TASK INSTRUCTIONS |
Report only the number of lines that contain the string "title" in the records below.

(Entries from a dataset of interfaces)

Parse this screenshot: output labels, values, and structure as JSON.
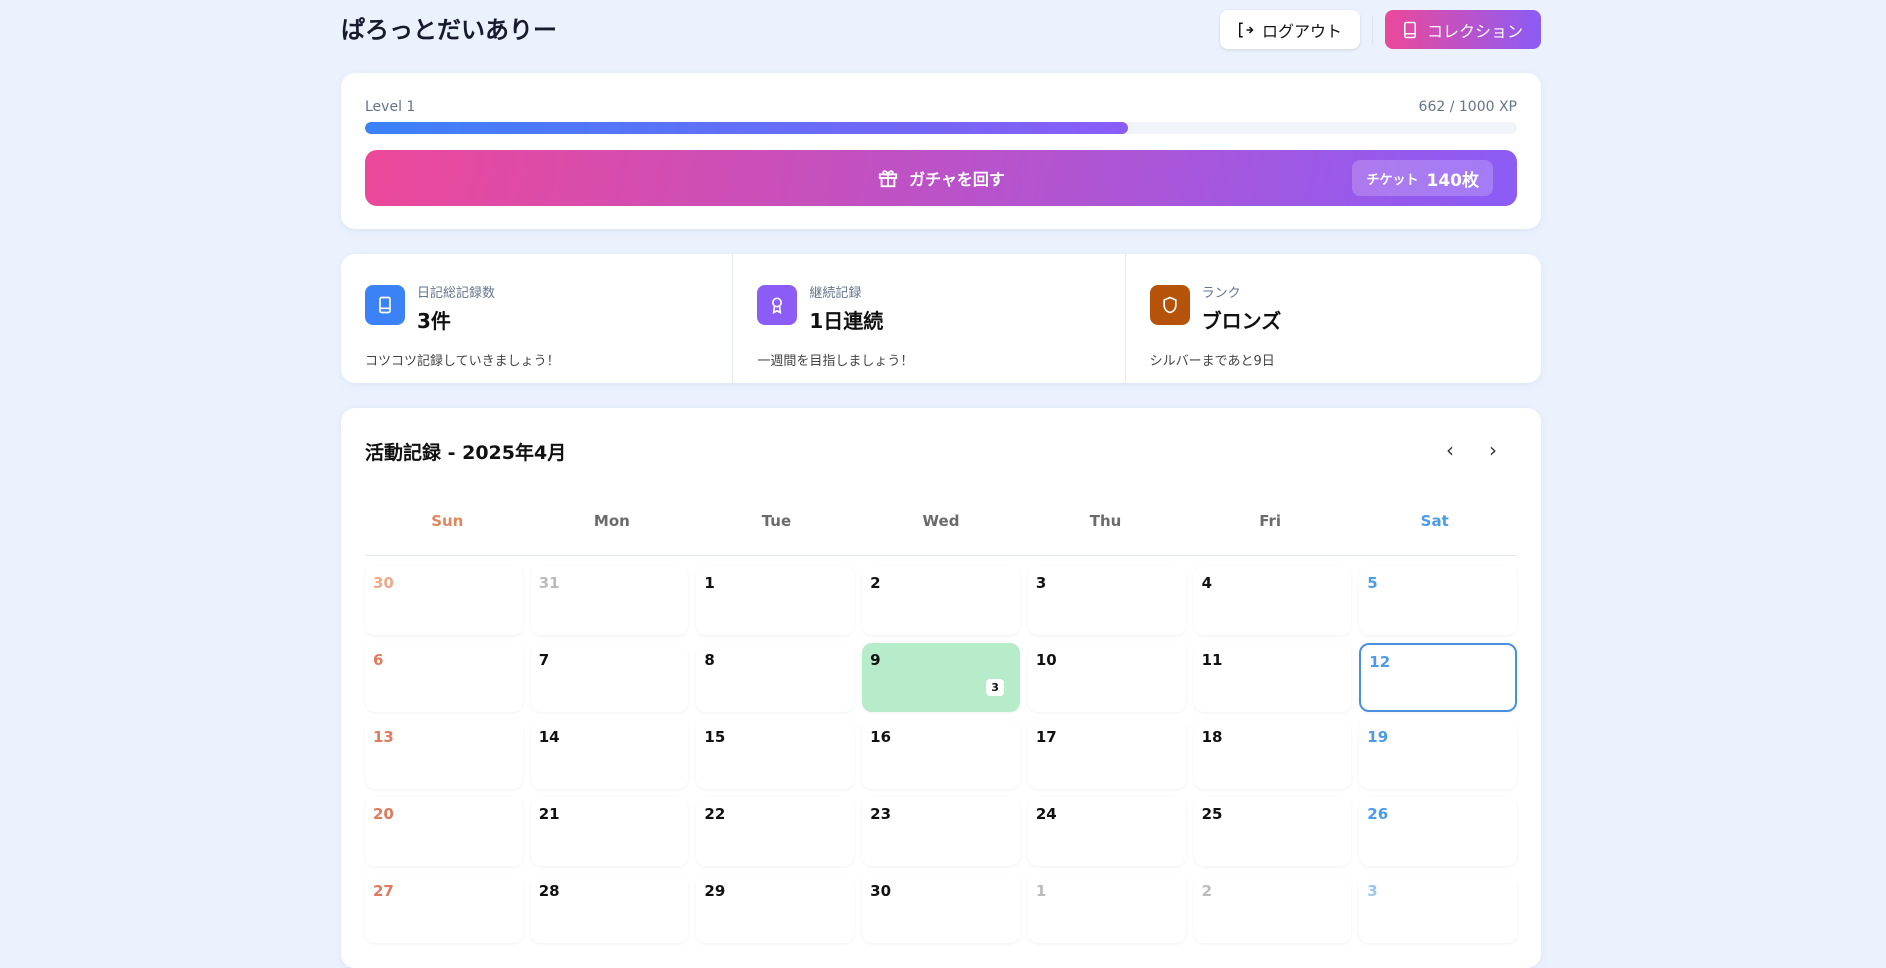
{
  "header": {
    "title": "ぱろっとだいありー",
    "logout": "ログアウト",
    "collection": "コレクション"
  },
  "level": {
    "label": "Level 1",
    "xp": "662 / 1000 XP",
    "progress": 0.662,
    "gacha": "ガチャを回す",
    "ticket_label": "チケット",
    "ticket_count": "140枚"
  },
  "stats": [
    {
      "label": "日記総記録数",
      "value": "3件",
      "sub": "コツコツ記録していきましょう！",
      "icon": "book-icon",
      "color": "#3b82f6"
    },
    {
      "label": "継続記録",
      "value": "1日連続",
      "sub": "一週間を目指しましょう！",
      "icon": "award-icon",
      "color": "#8b5cf6"
    },
    {
      "label": "ランク",
      "value": "ブロンズ",
      "sub": "シルバーまであと9日",
      "icon": "shield-icon",
      "color": "#b45309"
    }
  ],
  "calendar": {
    "title": "活動記録 - 2025年4月",
    "prev": "‹",
    "next": "›",
    "weekdays": [
      "Sun",
      "Mon",
      "Tue",
      "Wed",
      "Thu",
      "Fri",
      "Sat"
    ],
    "days": [
      {
        "d": "30",
        "o": 1
      },
      {
        "d": "31",
        "o": 1
      },
      {
        "d": "1"
      },
      {
        "d": "2"
      },
      {
        "d": "3"
      },
      {
        "d": "4"
      },
      {
        "d": "5"
      },
      {
        "d": "6"
      },
      {
        "d": "7"
      },
      {
        "d": "8"
      },
      {
        "d": "9",
        "count": "3"
      },
      {
        "d": "10"
      },
      {
        "d": "11"
      },
      {
        "d": "12",
        "today": 1
      },
      {
        "d": "13"
      },
      {
        "d": "14"
      },
      {
        "d": "15"
      },
      {
        "d": "16"
      },
      {
        "d": "17"
      },
      {
        "d": "18"
      },
      {
        "d": "19"
      },
      {
        "d": "20"
      },
      {
        "d": "21"
      },
      {
        "d": "22"
      },
      {
        "d": "23"
      },
      {
        "d": "24"
      },
      {
        "d": "25"
      },
      {
        "d": "26"
      },
      {
        "d": "27"
      },
      {
        "d": "28"
      },
      {
        "d": "29"
      },
      {
        "d": "30"
      },
      {
        "d": "1",
        "o": 1
      },
      {
        "d": "2",
        "o": 1
      },
      {
        "d": "3",
        "o": 1
      }
    ]
  }
}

RESULT OF THE EXERCISE |
2